==== GIVEN DATA ====

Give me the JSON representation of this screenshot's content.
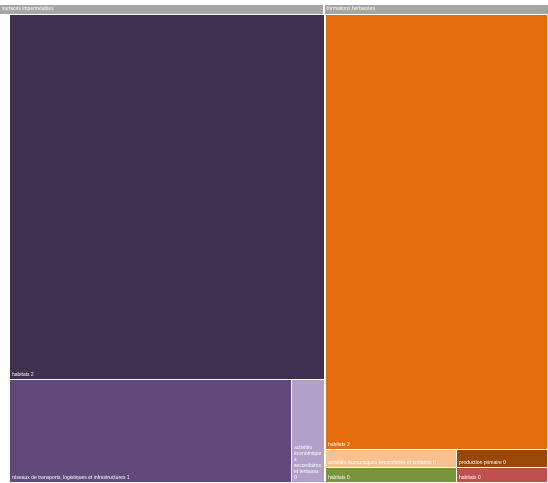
{
  "chart_data": {
    "type": "treemap",
    "groups": [
      {
        "name": "surfaces imperméables",
        "children": [
          {
            "label": "habitats 2",
            "name": "habitats",
            "value": 2,
            "color": "#40304f"
          },
          {
            "label": "réseaux de transports, logistiques et infrastructures 1",
            "name": "réseaux de transports, logistiques et infrastructures",
            "value": 1,
            "color": "#604a7b"
          },
          {
            "label": "activités économiques secondaires et tertiaires 0",
            "name": "activités économiques secondaires et tertiaires",
            "value": 0,
            "color": "#b1a0c7"
          }
        ]
      },
      {
        "name": "formations herbacées",
        "children": [
          {
            "label": "habitats 2",
            "name": "habitats",
            "value": 2,
            "color": "#e46c0a"
          },
          {
            "label": "activités économiques secondaires et tertiaires 0",
            "name": "activités économiques secondaires et tertiaires",
            "value": 0,
            "color": "#fac090"
          },
          {
            "label": "production primaire 0",
            "name": "production primaire",
            "value": 0,
            "color": "#984807"
          },
          {
            "label": "habitats 0",
            "name": "habitats",
            "value": 0,
            "color": "#77933c"
          },
          {
            "label": "habitats 0",
            "name": "habitats",
            "value": 0,
            "color": "#c0504d"
          }
        ]
      }
    ]
  }
}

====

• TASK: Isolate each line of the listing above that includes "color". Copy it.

• WORKED SOLUTION:
            "color": "#40304f"
            "color": "#604a7b"
            "color": "#b1a0c7"
            "color": "#e46c0a"
            "color": "#fac090"
            "color": "#984807"
            "color": "#77933c"
            "color": "#c0504d"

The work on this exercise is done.